Trains, planes and automobiles will roll into St. Albert this weekend as a pair of Lego exhibits show off the science of transportation.
Wheels, Wings & Waves: a Lego World of Transportation opens today at Edmonton’s Telus World of Science. A travelling exhibition, it features 20 huge models that depict key moments in transportation history.
Also featured in the exhibit are massive models built by the Northern Alberta Lego Users Group (NALUG). The group is coincidentally exhibiting a store-sized train model of the European landscape in Grandin mall this week.
Lego is all about engineering and creativity, says Frank Florian, director of public programs at Telus, and he hopes this exhibit will encourage people to think about how they get around. “Our modes of transportation have always changed. Who knows what the future holds?”
Robin Sather, a Lego certified professional from B.C., was clicking the last few pieces into place Thursday morning at the science centre. “Transportation’s fun,” he says, “and kids love wings, wheels and waves.”
The show celebrates the history of transportation by modelling moments such as Magellan’s circumnavigation of the globe and the completion of the first transcontinental railroad, Sather says. “It really made the world a smaller place.” Panels next to the displays help put them in context.
Sather’s contribution is the landscape in the centre of the exhibit. Depicting a coastal mountain town, the display features a moving train and hot-air balloon, flashing lights and a crashed UFO.
NALUG originally planned to have their model of Europe at the show, Florian said, but couldn’t find transport for it. Instead, they’ll have their scale model of the Edmonton High Level Bridge on display.
The European model was unveiled at the Great Edmonton Model Train Show on Sept. 18 and 19, says St. Albert’s Laszlo Szojka, who helped build it. At six metres by 18 metres, it features about 500,000 pieces and took four months to build.
One of the biggest challenges was simply moving it, Szojka says. “We rented a 26-foot truck,” he says, and mounted the model to seven tables. It took 14 hours just to set the display up.
The display melds many European nations, including France, Britain and Ukraine, into a single rail-connected landscape. Eleven trains rattle past mountains, Ferris wheels, and the Eiffel Tower, and travel under the waves through the Chunnel past moving fish. At the far side of the display, working cranes load shipping containers onto a three-metre long cargo ship in a Hong-Kong style shipyard. Look close, and you’ll also see pigs playing soccer, Santa taking the train, and Darth Vader fishing with his happy animal friends.

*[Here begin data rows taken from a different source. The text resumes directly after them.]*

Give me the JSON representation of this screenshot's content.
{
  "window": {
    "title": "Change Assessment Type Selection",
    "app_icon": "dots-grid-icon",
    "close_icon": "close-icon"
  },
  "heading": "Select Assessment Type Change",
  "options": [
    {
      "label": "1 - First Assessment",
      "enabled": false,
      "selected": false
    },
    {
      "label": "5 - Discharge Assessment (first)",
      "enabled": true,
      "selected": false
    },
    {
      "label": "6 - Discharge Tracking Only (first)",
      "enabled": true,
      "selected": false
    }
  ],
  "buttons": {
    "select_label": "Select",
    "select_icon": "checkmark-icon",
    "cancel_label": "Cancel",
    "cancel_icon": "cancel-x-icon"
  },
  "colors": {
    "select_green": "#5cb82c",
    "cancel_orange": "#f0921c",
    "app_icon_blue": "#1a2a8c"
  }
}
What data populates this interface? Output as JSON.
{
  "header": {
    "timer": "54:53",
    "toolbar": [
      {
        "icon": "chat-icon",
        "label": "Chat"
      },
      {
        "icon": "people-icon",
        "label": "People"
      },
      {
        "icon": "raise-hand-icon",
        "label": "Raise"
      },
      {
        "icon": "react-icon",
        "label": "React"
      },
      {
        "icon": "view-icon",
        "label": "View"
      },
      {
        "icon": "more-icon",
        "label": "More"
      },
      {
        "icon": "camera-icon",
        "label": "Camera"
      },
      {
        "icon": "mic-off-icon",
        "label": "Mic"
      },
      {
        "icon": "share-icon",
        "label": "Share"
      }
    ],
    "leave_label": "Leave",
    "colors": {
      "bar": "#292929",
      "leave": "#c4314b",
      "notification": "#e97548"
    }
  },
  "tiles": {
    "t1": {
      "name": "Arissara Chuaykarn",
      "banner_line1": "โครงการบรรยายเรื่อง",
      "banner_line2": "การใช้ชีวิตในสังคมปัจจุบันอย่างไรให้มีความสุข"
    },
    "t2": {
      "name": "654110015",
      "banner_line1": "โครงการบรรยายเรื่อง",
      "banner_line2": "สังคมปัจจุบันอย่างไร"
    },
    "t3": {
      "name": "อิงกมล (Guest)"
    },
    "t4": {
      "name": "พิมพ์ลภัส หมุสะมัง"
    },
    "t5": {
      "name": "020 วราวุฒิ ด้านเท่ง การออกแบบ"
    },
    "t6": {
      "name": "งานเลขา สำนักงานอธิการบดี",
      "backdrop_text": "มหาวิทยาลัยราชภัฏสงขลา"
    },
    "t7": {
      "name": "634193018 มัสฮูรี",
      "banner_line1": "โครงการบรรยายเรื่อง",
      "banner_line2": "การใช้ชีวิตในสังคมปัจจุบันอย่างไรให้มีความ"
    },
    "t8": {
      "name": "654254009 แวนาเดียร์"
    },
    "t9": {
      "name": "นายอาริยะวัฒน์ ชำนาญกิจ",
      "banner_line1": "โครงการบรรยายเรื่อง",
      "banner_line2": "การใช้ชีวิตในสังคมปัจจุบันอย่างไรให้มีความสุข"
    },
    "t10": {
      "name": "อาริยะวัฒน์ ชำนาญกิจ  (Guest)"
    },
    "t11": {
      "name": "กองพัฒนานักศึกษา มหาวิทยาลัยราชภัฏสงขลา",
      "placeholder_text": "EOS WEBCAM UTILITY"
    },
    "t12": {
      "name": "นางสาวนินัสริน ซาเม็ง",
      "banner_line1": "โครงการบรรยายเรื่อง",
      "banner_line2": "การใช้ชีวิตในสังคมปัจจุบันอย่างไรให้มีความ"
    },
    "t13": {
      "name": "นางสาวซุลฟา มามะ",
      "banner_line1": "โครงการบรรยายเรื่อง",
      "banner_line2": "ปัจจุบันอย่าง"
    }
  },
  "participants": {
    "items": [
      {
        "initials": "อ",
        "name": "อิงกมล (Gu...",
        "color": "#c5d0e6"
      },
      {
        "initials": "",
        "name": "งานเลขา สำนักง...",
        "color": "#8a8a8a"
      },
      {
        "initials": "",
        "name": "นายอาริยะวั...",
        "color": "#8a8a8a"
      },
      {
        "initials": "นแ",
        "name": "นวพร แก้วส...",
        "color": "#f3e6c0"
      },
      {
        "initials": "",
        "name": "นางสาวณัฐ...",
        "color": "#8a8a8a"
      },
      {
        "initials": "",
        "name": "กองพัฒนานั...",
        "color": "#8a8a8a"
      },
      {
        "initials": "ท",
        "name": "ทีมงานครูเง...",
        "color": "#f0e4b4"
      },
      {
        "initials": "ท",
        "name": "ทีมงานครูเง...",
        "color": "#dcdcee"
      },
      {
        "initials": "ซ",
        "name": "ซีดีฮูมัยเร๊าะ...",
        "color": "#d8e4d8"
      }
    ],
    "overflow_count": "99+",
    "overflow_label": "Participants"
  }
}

“The kids and adults [at the show]couldn’t believe it,” Szojka says of the model. NALUG now has it on display across from the helicopter ride in Grandin mall.
More to come
Telus will add more to the exhibit in weeks to come, Florian says, including guest speakers from local car and aviation clubs and a Lego contest with cash prizes. Visitors will also have the chance to build and race the cars of the future. “Will we have hover cars like Luke Skywalker drives in Star Wars?”
Szojka and NALUG plan to add more landmarks to the train display (such as the Leaning Tower of Pisa). “What we want is to make it even more detailed.” It’s behind glass for now, but the group hopes to open it to the public in the near future.
Call 780-451-3344 for more on the Telus exhibit.